As I mentioned in a post earlier, federal agents already investigate every single case of an undocumented immigrant in prison to determine if deportation is an option. In many cases it is, in some cases it is not. Every undocumented immigrant inmate the feds want, they get. Out of the 77 undocumented parolees Bucher identified, 42 were turned over to federal authorities, which means the other 35 either couldn’t be deported or otherwise weren’t of interest to federal authorities.

So what exactly is the purpose of Bucher’s new plan?

Bucher claims: “We need to give the feds assistance and some of our resources to perform this function that is so necessary to our public safety as a state.”

But if all of the people we are going to go after have already been identified as undocumented immigrants and, subsequently, reviewed by federal authorities, what possible assistance could the state provide to federal immigration authorities once the undocumented immigrants are paroled that it couldn’t when they were in prison?

Is deportation all of a sudden going to become an option when these people are on parole? If so, then this plan amounts to tracking around 15-20 new parolees per year to see if they slip up in such a way that allows the feds to deport them (and wouldn’t it then make the most sense to train parole officers, not separate state agents?).
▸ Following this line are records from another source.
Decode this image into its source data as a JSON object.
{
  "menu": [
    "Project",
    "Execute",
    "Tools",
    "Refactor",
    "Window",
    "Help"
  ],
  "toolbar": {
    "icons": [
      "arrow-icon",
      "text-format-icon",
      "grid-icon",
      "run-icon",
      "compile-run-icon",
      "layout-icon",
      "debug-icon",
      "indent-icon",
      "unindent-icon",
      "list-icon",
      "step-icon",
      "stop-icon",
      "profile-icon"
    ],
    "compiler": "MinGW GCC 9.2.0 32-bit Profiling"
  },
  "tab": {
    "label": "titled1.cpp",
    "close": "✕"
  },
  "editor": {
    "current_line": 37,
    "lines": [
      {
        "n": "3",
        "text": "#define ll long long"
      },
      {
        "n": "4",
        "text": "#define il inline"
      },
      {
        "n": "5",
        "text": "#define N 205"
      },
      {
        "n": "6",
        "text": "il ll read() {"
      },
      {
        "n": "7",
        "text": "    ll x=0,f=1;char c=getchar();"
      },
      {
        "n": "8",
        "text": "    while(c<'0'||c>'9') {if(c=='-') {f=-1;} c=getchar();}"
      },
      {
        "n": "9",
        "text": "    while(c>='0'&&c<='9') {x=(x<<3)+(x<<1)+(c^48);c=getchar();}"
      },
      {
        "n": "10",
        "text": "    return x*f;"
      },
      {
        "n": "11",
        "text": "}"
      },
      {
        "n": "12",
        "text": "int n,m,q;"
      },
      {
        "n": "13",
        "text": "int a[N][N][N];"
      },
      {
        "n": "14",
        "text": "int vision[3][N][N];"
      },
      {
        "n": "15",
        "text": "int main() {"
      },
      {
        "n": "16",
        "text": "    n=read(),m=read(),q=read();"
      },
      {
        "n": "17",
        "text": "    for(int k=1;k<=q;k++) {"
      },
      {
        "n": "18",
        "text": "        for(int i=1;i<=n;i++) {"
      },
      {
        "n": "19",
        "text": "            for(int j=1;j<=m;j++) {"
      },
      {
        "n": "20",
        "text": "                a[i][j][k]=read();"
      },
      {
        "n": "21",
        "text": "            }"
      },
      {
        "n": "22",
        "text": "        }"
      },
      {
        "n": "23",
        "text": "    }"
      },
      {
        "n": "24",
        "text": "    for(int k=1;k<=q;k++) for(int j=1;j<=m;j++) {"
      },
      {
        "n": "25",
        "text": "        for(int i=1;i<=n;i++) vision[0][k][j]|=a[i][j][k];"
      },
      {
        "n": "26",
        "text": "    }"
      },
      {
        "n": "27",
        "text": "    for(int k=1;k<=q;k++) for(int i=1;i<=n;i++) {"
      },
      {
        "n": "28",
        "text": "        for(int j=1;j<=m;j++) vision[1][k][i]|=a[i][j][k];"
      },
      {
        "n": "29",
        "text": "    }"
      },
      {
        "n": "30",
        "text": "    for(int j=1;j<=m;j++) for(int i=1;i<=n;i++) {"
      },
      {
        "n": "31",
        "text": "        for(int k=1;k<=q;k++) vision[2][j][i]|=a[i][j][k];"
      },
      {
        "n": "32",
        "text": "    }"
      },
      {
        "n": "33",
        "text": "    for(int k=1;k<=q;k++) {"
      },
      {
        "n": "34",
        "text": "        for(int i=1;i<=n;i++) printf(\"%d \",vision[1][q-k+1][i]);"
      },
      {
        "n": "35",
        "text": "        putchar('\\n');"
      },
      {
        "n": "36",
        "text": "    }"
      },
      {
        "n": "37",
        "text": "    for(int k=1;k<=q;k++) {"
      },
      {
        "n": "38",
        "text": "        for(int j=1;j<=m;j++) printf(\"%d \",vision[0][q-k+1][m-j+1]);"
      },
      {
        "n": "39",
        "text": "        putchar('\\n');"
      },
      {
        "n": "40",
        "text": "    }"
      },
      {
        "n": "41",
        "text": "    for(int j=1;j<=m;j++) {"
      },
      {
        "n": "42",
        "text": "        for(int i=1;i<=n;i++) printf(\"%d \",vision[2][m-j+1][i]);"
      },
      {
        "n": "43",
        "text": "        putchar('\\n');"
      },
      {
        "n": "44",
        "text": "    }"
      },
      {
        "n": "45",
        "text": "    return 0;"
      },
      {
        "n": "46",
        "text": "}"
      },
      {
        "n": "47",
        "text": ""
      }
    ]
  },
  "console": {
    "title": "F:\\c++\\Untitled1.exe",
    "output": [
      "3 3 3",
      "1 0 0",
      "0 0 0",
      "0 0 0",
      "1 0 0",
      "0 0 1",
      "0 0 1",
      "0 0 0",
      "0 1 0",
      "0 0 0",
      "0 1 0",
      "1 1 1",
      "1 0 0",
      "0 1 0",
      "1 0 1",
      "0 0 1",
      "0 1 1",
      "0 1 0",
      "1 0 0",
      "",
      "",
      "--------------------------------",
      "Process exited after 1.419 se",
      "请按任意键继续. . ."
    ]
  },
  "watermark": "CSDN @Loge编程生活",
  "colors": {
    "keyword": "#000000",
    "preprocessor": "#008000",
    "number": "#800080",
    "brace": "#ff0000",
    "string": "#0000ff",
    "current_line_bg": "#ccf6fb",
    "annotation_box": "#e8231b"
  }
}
All of the other MOU agreements are about identifying undocumented immigrants who have not already been identified as such, whether in prison or not. The Bucher plan, however, seems to be about tracking down parolees who have already been identified as undocumented immigrants and reviewed by federal immigration officials for possible deportation.

Does that make any sense?

The more Bucher describes his plan, the more it becomes clear it’s nothing more than a campaign stunt that plays off public concern about undocumented immigration.